*** Opening MATERIAL FOR THIS EXERCISE ***

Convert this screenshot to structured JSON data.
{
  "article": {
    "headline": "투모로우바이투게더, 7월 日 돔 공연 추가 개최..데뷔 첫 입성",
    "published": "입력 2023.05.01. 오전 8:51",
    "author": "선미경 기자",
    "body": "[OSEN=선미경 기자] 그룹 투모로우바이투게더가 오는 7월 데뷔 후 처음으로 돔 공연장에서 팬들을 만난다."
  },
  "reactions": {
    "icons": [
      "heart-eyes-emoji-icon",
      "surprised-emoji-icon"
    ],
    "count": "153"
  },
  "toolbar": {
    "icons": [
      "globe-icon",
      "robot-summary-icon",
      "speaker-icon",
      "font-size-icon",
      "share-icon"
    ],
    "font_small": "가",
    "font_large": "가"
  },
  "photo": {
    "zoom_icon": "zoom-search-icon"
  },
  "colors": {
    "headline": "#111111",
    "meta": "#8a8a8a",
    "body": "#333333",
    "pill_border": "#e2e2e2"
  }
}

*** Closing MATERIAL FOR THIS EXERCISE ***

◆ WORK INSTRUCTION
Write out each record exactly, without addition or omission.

◆ RESULT OF THIS TASK
Convert this screenshot to structured JSON data.
{
  "article": {
    "headline": "투모로우바이투게더, 7월 日 돔 공연 추가 개최..데뷔 첫 입성",
    "published": "입력 2023.05.01. 오전 8:51",
    "author": "선미경 기자",
    "body": "[OSEN=선미경 기자] 그룹 투모로우바이투게더가 오는 7월 데뷔 후 처음으로 돔 공연장에서 팬들을 만난다."
  },
  "reactions": {
    "icons": [
      "heart-eyes-emoji-icon",
      "surprised-emoji-icon"
    ],
    "count": "153"
  },
  "toolbar": {
    "icons": [
      "globe-icon",
      "robot-summary-icon",
      "speaker-icon",
      "font-size-icon",
      "share-icon"
    ],
    "font_small": "가",
    "font_large": "가"
  },
  "photo": {
    "zoom_icon": "zoom-search-icon"
  },
  "colors": {
    "headline": "#111111",
    "meta": "#8a8a8a",
    "body": "#333333",
    "pill_border": "#e2e2e2"
  }
}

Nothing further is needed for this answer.